A lifetime of achievement

Even if faculty achievement were measured purely in terms of student mentoring and success, Dr. Paul Moore, a professor of biological sciences, would be tops. But his contributions to the educational community at BGSU extend far beyond that.

Moore received the Lifetime Achievement Award from Faculty Senate and with it, $1,000, at the April 14 Faculty Excellence Awards.

“By all measures, Dr. Moore has excelled in research, teaching, and service since he started here in 1994,” said nominator Dr. Jeffrey Miner, a professor and chair of the Department of Biological Sciences. “He was hired as the director of the Marine Biology Laboratory, and he helped elevate this notable, but small, undergraduate program into a powerhouse of undergraduate education (and recruitment) in Biological Sciences.”

Miner described Moore as a “passionate, demanding instructor who has completely embraced engaged, inquiry-based teaching in his classrooms and the biology laboratory courses he supervises.”

Moore has been the primary mentor for more than a dozen Ph.D. students and more than two-dozen master’s degree students, said nominator Dr. Daniel Wiegmann, associate professor of biological sciences.

“Nearly two-dozen undergraduates have also gained invaluable hands-on research experience under his guidance in his laboratory,”  Wiegmann  said. “The number of students he has mentored is impressive, and it is even more impressive that a large proportion of his students have transitioned into successful careers in biology.
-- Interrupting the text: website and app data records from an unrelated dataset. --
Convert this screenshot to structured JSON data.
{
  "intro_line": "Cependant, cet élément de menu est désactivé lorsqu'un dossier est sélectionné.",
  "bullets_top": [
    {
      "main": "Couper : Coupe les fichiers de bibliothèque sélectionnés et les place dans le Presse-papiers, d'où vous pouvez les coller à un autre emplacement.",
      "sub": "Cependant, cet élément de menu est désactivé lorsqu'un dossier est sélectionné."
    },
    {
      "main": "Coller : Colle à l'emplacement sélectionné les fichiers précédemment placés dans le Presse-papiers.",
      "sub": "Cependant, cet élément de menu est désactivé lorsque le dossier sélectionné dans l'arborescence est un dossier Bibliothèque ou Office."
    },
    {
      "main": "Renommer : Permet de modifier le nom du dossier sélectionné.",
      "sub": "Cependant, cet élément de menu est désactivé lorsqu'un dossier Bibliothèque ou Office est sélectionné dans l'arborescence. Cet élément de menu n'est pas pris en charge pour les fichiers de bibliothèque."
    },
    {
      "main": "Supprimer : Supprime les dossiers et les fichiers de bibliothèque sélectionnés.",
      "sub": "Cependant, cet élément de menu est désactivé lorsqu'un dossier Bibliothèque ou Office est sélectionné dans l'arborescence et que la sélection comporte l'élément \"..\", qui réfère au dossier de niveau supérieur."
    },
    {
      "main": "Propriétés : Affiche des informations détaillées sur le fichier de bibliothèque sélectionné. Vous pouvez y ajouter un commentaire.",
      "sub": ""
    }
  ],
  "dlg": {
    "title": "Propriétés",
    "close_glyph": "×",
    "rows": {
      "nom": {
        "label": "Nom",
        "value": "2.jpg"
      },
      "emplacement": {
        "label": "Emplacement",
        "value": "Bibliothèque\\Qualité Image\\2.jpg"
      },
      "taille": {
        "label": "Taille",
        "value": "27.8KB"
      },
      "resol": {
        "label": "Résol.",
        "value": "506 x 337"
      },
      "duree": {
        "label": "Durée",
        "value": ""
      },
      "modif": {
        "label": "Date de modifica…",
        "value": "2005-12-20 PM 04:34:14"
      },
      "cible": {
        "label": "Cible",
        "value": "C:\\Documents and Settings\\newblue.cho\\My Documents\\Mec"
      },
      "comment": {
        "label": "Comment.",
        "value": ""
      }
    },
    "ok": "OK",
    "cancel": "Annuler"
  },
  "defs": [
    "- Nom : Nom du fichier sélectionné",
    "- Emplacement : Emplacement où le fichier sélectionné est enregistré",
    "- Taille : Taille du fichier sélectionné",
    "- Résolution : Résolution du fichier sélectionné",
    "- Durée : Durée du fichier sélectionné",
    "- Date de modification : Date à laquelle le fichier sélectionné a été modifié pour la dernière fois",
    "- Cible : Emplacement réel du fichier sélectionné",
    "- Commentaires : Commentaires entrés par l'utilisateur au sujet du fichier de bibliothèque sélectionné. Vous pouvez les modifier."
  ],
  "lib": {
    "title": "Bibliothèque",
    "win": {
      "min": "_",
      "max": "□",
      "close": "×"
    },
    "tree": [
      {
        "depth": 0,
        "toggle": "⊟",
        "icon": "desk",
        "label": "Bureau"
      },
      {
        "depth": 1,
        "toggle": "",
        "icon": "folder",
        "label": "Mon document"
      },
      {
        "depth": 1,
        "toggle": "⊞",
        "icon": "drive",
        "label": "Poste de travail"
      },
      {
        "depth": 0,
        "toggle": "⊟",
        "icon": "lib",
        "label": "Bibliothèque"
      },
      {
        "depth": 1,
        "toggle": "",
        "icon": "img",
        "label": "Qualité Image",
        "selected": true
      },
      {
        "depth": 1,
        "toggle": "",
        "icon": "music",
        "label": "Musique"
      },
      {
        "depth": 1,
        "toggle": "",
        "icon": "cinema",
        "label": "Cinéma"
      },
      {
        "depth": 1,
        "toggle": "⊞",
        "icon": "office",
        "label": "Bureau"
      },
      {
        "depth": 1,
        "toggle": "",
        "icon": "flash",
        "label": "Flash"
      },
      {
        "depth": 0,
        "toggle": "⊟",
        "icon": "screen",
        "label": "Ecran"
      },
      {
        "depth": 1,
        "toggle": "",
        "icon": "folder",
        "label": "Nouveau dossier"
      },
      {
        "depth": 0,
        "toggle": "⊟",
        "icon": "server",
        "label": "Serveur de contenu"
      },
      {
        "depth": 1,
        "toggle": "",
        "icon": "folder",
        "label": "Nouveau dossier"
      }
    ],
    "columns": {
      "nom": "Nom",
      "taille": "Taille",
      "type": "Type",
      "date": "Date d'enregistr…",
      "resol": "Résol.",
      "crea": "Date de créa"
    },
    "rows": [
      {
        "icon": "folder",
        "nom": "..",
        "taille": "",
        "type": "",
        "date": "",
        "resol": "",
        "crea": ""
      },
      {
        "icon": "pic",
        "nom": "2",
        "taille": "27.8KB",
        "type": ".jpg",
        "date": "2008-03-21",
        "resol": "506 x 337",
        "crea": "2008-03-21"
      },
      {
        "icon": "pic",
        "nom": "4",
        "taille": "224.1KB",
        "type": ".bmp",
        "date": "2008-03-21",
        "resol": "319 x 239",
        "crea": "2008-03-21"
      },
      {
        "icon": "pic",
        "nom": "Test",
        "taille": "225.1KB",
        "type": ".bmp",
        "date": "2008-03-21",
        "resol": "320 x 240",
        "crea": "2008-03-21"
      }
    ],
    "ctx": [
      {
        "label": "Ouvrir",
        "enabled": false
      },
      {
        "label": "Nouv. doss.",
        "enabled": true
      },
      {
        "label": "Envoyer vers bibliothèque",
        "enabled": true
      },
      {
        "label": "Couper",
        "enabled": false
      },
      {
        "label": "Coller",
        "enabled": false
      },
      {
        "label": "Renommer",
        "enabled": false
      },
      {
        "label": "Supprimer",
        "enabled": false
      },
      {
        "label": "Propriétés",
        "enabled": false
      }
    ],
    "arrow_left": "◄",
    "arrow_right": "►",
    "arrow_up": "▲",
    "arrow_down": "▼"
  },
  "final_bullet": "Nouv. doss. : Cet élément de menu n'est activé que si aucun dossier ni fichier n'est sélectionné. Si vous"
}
He and his students have published nearly 70 papers since he arrived at BGSU and the research conducted in his laboratory has been covered by the popular media.”

Moore led the emergence of the marine specialization through the mid-1990s, and was instrumental in organizing and developing the J.P. Scott Center for Neuroscience at BGSU, an undergraduate and graduate cross-disciplinary program, Miner said. The neuroscience major now has about 75 majors.

“He has also served in a number of administrative capacities where he effected substantive educational experiences for our undergraduates,” Wiegmann said. “From 2002-12, Dr. Moore was the director of the Honors Program and in that capacity he established the core curriculum for the honors program and created the Presidential Honors Program.”

In addition to his contributions to education, “Dr. Moore is a top researcher, no question,” Miner said. “He has received National Science Foundation support, he has published 69 research manuscripts, six book chapters, and recently produced a highly successful popular science book in his area of research specialization —  olfaction and the use of smells by organisms throughout the animal kingdom. He was nominated for the Outstanding Young Scholar early in his career here.”